* _Activity_
Would you please copy each line of the data in which the string "title" occurs?

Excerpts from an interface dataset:

--

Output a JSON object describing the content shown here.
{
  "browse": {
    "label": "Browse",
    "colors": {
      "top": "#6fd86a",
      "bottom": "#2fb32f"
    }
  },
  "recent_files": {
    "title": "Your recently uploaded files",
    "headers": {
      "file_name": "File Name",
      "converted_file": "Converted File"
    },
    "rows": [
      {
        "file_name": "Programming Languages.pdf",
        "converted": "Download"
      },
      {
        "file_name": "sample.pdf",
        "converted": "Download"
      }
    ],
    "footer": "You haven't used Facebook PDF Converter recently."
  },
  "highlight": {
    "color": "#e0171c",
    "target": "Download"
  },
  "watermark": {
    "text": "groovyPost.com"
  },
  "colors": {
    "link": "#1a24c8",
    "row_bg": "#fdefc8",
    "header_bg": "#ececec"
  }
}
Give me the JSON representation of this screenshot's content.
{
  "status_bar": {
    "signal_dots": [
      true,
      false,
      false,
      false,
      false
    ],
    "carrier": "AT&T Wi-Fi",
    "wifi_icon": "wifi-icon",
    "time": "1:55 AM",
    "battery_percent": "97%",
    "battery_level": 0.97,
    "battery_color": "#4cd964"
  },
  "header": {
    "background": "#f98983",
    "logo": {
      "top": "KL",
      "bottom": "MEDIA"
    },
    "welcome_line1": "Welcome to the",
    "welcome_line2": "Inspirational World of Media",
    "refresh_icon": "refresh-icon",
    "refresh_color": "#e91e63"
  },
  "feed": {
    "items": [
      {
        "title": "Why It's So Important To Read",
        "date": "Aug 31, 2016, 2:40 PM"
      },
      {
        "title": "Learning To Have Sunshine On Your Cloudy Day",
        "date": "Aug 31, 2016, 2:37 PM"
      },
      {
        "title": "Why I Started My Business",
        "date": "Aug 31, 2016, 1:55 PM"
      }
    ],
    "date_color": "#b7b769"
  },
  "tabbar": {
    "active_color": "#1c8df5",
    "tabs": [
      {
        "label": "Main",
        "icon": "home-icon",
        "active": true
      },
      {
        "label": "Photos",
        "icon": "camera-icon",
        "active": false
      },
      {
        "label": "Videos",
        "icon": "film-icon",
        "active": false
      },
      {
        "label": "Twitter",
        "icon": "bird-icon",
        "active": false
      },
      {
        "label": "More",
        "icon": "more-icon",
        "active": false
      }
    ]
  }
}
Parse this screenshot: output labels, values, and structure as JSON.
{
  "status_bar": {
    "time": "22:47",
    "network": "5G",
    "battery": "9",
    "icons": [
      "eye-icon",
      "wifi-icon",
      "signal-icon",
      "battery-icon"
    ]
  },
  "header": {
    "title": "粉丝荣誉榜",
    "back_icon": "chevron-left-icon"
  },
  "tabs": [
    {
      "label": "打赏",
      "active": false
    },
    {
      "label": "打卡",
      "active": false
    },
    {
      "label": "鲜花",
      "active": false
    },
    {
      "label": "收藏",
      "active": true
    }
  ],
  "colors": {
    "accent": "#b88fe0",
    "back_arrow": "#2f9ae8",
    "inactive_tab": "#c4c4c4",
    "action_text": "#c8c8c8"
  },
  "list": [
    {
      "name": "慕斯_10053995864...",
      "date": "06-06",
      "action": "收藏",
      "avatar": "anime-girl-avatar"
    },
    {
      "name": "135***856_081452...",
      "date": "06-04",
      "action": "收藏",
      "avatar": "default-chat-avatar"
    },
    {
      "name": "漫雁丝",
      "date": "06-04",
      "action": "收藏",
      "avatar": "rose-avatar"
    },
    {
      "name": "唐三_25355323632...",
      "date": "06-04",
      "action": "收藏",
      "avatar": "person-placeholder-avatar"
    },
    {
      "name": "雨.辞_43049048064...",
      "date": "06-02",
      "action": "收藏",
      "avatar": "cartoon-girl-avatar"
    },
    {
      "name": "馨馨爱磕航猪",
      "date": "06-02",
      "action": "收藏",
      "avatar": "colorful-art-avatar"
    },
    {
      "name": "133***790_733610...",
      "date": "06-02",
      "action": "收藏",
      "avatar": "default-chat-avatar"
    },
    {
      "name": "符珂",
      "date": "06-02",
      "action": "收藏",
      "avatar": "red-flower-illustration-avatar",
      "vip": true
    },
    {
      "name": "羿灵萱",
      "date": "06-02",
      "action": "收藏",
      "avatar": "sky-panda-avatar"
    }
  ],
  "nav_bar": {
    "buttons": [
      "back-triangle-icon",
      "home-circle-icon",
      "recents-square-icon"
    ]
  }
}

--

* _Result of this exercise_
    "title": "Your recently uploaded files",
        "title": "Why It's So Important To Read",
        "title": "Learning To Have Sunshine On Your Cloudy Day",
        "title": "Why I Started My Business",
    "title": "粉丝荣誉榜",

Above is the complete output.